[Page and application data records]
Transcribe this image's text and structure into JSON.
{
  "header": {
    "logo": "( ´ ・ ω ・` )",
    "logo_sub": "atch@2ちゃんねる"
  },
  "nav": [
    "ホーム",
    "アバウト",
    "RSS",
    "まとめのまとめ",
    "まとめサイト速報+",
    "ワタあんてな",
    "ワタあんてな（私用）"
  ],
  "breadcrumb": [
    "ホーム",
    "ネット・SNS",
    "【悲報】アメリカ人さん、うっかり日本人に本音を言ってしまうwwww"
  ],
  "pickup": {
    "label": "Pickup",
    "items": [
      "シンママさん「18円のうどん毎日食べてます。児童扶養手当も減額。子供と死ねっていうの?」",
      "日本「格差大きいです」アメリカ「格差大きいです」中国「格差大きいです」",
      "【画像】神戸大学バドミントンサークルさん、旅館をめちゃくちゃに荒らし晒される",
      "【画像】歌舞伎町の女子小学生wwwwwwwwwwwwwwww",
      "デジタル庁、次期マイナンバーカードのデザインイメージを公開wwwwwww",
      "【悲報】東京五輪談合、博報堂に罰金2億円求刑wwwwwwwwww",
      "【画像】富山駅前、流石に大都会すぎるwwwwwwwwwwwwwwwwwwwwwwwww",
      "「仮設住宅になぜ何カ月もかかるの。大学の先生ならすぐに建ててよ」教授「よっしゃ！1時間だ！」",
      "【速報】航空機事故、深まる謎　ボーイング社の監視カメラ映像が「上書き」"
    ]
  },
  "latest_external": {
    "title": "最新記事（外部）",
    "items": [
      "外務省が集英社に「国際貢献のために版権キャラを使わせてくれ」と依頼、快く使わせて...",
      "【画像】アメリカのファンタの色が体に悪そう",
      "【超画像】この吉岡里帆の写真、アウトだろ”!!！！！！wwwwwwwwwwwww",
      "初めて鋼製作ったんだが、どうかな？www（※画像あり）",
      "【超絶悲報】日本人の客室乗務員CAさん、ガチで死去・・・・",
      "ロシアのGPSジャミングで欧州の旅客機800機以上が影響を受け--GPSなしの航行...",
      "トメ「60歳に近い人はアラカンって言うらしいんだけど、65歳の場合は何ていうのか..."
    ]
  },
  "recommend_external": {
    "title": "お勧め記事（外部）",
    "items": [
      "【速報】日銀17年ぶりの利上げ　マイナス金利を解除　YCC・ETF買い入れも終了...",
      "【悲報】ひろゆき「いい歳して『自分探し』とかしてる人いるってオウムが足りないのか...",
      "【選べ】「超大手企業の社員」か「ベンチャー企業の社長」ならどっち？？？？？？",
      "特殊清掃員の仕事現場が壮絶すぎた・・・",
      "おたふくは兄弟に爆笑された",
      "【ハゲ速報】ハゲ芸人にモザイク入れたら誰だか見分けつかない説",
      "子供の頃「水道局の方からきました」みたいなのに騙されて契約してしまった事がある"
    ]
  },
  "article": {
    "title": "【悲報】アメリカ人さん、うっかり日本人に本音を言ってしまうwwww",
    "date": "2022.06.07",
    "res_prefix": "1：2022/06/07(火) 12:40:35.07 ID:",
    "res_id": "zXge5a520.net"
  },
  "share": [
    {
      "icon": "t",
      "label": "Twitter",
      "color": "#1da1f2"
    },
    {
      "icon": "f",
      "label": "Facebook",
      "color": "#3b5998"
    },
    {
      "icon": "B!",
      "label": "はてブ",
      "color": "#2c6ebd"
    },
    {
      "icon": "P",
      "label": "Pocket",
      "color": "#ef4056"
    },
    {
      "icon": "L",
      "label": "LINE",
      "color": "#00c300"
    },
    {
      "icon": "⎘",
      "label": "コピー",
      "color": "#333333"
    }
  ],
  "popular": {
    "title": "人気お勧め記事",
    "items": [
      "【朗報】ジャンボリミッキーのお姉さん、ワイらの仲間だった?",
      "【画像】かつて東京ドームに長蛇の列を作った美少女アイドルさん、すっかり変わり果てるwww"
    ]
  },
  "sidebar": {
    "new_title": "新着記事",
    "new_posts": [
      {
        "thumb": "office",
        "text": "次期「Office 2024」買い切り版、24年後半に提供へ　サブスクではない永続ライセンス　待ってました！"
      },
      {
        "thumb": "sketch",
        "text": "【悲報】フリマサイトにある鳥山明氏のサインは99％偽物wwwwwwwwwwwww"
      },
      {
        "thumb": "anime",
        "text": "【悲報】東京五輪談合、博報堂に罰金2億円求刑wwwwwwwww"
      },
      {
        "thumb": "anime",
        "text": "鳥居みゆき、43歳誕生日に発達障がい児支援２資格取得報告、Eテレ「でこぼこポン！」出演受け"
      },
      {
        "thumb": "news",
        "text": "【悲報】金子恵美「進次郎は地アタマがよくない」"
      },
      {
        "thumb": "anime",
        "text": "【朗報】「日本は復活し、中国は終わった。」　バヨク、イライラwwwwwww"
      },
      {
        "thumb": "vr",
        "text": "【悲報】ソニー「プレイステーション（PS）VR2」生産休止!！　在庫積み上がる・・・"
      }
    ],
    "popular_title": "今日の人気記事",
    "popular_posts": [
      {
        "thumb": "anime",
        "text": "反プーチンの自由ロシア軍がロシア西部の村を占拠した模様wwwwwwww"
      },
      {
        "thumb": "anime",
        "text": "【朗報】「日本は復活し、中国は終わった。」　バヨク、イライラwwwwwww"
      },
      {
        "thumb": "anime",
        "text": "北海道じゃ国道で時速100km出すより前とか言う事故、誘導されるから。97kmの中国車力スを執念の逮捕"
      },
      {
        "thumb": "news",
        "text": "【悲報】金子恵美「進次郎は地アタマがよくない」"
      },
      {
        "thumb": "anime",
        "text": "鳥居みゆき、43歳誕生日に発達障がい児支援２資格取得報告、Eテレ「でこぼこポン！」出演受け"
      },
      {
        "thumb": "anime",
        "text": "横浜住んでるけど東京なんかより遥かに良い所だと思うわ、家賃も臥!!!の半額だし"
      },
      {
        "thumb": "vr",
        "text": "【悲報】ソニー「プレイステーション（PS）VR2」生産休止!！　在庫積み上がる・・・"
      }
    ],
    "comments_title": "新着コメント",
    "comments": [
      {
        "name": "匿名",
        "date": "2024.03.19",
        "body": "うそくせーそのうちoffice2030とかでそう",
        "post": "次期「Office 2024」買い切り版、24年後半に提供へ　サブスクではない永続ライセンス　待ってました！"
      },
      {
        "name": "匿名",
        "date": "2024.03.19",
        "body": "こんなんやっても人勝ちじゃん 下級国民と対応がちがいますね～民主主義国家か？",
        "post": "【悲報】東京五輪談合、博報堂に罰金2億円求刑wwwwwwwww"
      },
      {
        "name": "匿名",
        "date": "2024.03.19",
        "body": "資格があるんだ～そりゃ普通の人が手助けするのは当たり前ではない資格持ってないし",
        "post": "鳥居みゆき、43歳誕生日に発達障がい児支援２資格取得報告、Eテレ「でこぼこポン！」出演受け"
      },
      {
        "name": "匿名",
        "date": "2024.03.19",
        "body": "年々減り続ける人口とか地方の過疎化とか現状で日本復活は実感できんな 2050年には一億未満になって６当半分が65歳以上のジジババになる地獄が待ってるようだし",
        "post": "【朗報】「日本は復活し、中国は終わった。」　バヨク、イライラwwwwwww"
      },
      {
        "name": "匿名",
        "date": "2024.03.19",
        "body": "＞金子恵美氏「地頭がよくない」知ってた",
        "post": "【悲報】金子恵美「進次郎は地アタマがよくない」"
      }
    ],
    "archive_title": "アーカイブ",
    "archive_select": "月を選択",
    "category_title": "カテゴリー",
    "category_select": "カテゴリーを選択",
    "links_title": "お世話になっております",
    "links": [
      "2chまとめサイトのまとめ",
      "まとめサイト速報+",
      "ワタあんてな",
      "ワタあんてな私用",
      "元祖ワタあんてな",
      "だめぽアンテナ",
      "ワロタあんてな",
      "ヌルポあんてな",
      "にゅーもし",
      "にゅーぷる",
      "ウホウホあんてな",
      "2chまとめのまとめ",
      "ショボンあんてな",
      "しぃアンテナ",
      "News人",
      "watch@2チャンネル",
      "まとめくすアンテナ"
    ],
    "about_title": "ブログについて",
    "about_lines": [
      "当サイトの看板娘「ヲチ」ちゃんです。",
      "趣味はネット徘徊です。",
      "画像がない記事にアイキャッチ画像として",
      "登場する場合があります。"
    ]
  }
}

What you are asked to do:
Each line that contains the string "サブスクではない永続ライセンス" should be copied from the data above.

Finished task:
        "text": "次期「Office 2024」買い切り版、24年後半に提供へ　サブスクではない永続ライセンス　待ってました！"
        "post": "次期「Office 2024」買い切り版、24年後半に提供へ　サブスクではない永続ライセンス　待ってました！"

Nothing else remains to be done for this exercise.